As Kathleen, Collette is (as usual) at her best. Sweet, a little bit scatty and more complex than the usual ‘dead wife’ trope we’re so used to, she inhabits the character with the kind of humanity that makes her passing feel genuinely tragic rather than a mere plot device. What was going on with Kathleen and why did this happen to her? We will never really know, a fact that The Staircase understands the true poignancy of.

Firth meanwhile—in a piece of casting so insane it must be seen to be believed—takes the central role of Michael, the strangely charismatic yet deeply unsettling family patriarch turned-murder accused. Firth—who is so damn British that it is hard to imagine an American accent ever passing through his lips—goes all in with a ferocity and energy that is frankly stunning for an actor usually cast as repressed upper-crusty types.

Supported by an incredible cast including Juliet Binoche and Michael Stuhlbarg, alongside the clever and creative casting of the family’s photogenic brood, a standout is the criminally underused Parker Posey, who delivers a pitch-perfect performance as County prosecutor Freda Black.

It’s been more than two decades now since Kathleen Petersen died, and 17 since those documentary filmmakers turned it into the now-infamous series. Released in 2005, in a pre-Serial world—ie. before the true-crime boom turned every tragic death into a podcast or streaming series—the original documentary now feels like an artifact of a time long ago, when audiences and filmmakers alike were still new to this kind of thing.

This documentary, and the genre it arguably helped create, is not merely the inspiration for The Staircase but an integral part of the story itself—adding a meta element that Campos and Cohn use to examine not just the tragedy, but why we want to see and pick apart tragedy—until the truth is even more inscrutable than before.

For those who saw the original documentary, The Staircase is not a mere rehashing of what we already know but something more thoughtful and fascinating—an examination of why we know these things, and what they really mean 20 years on from the alleged crime. For those who didn’t see it, it is by no means compulsory to understanding or enjoying the new series, which is in many ways a very different beast: an examination of the people who find unexpectedly themselves at the heart of a true-crime story, and the bizarrely inscrutable man who led them there.

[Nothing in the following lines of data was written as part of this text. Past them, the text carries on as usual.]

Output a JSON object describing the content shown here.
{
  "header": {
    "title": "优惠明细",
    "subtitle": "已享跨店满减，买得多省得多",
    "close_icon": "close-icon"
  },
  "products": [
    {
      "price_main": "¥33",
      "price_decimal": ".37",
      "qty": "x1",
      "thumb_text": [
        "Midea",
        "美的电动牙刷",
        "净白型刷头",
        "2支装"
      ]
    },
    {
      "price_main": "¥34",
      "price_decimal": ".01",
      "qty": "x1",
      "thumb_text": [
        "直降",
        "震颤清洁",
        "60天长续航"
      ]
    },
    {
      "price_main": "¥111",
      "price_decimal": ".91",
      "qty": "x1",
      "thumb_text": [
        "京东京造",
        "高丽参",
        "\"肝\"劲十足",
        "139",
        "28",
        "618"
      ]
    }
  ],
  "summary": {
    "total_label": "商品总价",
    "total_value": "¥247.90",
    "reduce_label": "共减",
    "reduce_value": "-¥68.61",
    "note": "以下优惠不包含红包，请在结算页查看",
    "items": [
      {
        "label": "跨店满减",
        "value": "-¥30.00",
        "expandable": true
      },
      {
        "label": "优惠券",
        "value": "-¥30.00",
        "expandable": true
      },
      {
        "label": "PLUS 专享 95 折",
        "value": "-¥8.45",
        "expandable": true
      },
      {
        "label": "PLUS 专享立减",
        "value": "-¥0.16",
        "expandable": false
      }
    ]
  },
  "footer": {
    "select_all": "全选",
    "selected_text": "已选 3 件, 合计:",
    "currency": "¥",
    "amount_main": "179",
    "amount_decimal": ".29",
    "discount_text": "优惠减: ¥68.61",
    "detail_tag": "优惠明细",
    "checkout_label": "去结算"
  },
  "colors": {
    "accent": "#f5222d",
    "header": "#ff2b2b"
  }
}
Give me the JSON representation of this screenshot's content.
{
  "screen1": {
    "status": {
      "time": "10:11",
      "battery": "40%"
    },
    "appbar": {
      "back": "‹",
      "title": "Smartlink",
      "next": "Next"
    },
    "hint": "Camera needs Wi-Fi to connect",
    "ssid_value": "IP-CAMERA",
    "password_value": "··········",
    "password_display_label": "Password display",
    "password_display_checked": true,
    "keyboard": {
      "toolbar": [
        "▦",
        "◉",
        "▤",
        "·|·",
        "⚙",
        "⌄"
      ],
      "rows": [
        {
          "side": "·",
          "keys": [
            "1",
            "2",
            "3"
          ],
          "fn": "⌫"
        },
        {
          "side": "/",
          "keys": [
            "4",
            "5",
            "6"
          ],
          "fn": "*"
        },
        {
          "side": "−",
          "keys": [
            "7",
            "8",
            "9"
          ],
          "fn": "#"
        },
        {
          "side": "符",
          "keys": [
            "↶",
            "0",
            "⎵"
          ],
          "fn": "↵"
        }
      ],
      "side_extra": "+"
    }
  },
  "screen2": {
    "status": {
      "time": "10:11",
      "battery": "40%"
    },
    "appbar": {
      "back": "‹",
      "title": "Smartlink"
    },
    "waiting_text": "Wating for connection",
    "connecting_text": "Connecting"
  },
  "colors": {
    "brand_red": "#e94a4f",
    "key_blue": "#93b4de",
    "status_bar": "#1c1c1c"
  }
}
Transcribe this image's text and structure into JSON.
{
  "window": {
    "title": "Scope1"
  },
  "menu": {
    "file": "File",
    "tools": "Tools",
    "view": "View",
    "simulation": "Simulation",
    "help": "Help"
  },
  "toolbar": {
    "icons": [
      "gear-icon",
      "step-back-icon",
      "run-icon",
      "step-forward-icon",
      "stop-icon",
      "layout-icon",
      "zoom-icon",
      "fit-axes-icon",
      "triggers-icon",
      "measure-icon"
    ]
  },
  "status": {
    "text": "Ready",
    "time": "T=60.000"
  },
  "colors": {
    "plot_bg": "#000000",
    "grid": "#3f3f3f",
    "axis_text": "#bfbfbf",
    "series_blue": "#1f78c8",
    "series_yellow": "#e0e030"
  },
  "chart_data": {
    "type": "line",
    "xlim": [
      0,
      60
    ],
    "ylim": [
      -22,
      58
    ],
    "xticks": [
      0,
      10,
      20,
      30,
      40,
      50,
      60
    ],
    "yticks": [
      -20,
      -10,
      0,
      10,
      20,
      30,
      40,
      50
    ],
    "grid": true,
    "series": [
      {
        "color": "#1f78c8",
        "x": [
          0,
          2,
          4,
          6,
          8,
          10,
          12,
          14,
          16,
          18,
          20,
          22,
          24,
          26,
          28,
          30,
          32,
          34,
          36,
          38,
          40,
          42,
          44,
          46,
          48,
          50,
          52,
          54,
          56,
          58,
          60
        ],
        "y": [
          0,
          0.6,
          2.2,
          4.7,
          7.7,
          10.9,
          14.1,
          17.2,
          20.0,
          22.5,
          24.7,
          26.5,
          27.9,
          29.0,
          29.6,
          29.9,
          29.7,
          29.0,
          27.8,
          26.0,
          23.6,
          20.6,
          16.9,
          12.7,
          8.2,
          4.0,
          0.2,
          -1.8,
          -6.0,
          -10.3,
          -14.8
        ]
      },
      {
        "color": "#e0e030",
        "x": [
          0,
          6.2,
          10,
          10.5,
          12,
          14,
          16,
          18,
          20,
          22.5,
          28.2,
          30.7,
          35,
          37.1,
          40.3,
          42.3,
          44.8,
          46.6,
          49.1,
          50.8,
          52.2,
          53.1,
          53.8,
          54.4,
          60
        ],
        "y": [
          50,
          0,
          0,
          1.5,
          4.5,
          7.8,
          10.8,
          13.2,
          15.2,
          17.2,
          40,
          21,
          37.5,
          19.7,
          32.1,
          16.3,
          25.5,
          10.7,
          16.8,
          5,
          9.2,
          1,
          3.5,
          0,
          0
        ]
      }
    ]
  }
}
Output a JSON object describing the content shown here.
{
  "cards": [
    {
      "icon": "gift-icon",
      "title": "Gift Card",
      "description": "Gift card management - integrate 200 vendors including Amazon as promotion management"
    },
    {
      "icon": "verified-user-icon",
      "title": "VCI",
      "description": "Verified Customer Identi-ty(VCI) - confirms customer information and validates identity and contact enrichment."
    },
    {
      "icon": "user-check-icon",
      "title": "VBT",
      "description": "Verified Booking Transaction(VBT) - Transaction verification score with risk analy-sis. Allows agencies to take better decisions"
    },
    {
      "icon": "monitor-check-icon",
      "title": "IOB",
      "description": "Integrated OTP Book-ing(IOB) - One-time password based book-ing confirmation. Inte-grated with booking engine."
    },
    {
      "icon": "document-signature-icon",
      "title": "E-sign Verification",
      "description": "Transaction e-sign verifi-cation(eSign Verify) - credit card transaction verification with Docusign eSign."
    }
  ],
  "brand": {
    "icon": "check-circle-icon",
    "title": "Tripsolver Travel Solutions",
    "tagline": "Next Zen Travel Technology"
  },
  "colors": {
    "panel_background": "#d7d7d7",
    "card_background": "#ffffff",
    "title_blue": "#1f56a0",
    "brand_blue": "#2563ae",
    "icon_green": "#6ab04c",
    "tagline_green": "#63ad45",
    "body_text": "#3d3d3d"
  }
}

Gripping, stylish and cinematically sleek with the kind of wry, black as night humour that also simmered just beneath the surface of the documentary, The Staircase is true crime as we (somehow) haven’t seen it before.